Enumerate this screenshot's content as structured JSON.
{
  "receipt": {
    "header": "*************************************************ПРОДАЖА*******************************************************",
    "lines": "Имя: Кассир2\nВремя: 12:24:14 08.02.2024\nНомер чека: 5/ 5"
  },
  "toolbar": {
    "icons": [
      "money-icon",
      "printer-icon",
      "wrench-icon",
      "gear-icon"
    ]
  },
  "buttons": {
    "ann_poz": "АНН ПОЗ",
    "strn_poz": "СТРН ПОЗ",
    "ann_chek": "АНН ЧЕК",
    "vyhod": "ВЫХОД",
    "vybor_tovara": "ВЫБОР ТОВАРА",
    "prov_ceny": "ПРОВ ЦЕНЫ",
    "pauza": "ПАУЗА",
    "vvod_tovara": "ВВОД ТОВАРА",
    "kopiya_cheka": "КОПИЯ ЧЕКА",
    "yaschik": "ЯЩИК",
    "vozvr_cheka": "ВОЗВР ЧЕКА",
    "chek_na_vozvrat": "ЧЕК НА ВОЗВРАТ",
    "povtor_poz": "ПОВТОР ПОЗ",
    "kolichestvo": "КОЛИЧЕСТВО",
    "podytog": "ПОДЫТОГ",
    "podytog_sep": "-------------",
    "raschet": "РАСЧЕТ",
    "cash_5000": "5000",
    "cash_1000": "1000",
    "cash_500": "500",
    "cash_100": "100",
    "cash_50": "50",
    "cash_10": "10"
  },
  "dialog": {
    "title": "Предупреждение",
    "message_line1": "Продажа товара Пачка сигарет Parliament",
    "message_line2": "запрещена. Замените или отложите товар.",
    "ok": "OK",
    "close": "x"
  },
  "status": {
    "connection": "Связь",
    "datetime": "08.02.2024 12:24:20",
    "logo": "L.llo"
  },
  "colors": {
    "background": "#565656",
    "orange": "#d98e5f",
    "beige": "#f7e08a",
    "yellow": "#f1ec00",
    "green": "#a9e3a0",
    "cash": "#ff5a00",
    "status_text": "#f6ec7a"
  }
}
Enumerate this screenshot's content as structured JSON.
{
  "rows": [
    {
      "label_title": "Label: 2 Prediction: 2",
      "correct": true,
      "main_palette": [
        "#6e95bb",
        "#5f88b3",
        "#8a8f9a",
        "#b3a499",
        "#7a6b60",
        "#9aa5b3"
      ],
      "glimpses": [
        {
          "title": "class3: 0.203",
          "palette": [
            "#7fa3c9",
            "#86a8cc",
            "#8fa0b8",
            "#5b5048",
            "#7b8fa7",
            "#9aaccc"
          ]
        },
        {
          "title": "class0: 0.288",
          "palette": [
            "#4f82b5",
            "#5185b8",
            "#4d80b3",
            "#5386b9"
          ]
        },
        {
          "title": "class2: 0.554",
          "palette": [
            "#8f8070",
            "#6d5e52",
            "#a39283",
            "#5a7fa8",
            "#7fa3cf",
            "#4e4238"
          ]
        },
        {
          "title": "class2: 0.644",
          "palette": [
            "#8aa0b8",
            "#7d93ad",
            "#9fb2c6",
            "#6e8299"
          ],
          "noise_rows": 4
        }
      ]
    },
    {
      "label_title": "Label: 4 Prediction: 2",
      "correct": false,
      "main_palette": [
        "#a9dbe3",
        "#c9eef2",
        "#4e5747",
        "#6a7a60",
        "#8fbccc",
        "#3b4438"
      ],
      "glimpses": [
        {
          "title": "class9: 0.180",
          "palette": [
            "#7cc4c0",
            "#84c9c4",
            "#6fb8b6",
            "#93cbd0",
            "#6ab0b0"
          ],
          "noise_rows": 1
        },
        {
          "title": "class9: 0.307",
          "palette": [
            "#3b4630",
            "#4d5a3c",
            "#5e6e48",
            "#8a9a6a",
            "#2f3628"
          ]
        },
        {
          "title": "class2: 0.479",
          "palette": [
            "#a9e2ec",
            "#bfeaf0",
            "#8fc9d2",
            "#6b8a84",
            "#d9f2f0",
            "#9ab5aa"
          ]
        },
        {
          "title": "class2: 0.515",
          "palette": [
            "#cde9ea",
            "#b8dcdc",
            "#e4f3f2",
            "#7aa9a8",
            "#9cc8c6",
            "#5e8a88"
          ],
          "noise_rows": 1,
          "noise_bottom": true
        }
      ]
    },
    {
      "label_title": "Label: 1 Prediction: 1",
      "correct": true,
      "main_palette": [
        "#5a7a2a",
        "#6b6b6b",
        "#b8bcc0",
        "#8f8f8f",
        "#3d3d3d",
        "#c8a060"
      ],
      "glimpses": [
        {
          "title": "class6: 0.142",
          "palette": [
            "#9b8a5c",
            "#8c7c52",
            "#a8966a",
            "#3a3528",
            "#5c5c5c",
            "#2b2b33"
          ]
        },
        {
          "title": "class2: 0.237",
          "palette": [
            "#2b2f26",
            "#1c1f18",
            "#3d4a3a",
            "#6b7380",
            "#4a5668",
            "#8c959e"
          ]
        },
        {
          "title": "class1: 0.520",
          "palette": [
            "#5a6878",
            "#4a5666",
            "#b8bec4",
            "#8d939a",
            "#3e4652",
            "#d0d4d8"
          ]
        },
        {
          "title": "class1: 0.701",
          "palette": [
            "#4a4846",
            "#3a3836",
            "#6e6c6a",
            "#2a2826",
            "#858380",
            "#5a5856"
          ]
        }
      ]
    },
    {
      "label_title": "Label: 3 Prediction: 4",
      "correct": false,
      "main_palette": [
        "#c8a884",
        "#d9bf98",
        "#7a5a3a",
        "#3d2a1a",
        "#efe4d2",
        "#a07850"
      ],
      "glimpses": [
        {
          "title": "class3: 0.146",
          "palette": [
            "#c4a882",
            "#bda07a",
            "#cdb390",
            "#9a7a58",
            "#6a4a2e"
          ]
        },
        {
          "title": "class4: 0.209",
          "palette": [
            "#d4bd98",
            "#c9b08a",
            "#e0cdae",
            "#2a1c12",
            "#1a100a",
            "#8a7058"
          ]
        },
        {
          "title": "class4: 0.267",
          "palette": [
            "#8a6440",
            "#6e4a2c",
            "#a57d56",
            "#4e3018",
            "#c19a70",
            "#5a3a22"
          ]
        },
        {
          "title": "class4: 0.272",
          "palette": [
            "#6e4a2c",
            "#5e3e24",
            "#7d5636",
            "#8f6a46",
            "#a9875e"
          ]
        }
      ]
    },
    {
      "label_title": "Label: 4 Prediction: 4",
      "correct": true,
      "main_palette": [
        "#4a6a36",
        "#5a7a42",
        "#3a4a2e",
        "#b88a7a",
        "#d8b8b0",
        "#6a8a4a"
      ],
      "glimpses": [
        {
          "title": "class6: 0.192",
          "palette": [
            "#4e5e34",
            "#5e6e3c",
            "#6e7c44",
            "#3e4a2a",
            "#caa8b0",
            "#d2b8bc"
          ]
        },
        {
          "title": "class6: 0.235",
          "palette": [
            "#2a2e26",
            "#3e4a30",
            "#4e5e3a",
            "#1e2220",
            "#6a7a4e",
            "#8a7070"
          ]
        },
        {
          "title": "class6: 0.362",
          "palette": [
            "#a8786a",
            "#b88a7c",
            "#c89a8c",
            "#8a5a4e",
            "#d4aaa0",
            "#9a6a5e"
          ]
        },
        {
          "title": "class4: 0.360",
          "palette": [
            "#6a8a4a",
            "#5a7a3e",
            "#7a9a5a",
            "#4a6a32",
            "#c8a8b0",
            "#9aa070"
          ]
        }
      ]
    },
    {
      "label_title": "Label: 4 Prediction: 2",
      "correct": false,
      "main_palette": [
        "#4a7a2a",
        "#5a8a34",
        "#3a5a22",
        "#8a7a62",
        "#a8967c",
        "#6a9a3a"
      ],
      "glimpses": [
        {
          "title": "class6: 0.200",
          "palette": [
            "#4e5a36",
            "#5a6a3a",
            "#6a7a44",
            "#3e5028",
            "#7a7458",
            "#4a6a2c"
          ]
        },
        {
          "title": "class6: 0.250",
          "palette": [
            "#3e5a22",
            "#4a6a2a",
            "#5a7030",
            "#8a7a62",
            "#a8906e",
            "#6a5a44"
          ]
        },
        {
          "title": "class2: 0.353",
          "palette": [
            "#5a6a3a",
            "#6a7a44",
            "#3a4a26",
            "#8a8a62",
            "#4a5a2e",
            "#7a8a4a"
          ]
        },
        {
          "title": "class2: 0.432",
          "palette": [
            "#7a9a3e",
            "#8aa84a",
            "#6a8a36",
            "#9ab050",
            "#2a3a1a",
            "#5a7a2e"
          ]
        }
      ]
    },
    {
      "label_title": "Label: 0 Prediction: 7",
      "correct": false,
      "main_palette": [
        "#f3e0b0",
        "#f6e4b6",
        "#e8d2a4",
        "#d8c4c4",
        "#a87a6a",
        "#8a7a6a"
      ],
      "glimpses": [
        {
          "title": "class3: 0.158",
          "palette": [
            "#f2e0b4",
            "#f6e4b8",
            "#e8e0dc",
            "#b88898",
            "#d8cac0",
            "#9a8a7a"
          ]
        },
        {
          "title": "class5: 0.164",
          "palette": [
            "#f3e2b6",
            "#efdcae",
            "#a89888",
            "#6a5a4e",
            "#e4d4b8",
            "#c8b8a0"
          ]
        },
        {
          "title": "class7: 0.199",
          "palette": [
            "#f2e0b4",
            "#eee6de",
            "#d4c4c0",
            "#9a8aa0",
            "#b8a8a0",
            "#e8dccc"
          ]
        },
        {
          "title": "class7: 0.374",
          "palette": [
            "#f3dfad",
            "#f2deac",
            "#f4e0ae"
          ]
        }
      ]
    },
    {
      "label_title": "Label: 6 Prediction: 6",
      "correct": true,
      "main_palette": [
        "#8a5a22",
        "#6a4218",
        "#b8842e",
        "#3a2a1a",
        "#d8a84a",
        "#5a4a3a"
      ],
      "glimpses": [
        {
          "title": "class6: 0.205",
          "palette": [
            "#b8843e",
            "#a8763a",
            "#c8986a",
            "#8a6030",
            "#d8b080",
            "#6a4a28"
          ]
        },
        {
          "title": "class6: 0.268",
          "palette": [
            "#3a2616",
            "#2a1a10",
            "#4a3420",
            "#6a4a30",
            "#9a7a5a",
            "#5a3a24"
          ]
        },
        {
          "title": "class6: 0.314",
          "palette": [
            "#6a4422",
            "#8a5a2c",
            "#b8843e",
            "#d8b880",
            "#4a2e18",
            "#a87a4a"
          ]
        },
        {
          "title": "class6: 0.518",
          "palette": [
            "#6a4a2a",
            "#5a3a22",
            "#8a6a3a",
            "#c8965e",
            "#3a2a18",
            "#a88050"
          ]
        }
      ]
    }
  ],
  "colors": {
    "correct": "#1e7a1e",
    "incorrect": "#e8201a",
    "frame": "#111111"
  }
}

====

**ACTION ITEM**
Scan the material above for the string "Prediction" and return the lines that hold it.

**EXPECTED ANSWER**
      "label_title": "Label: 2 Prediction: 2",
      "label_title": "Label: 4 Prediction: 2",
      "label_title": "Label: 1 Prediction: 1",
      "label_title": "Label: 3 Prediction: 4",
      "label_title": "Label: 4 Prediction: 4",
      "label_title": "Label: 4 Prediction: 2",
      "label_title": "Label: 0 Prediction: 7",
      "label_title": "Label: 6 Prediction: 6",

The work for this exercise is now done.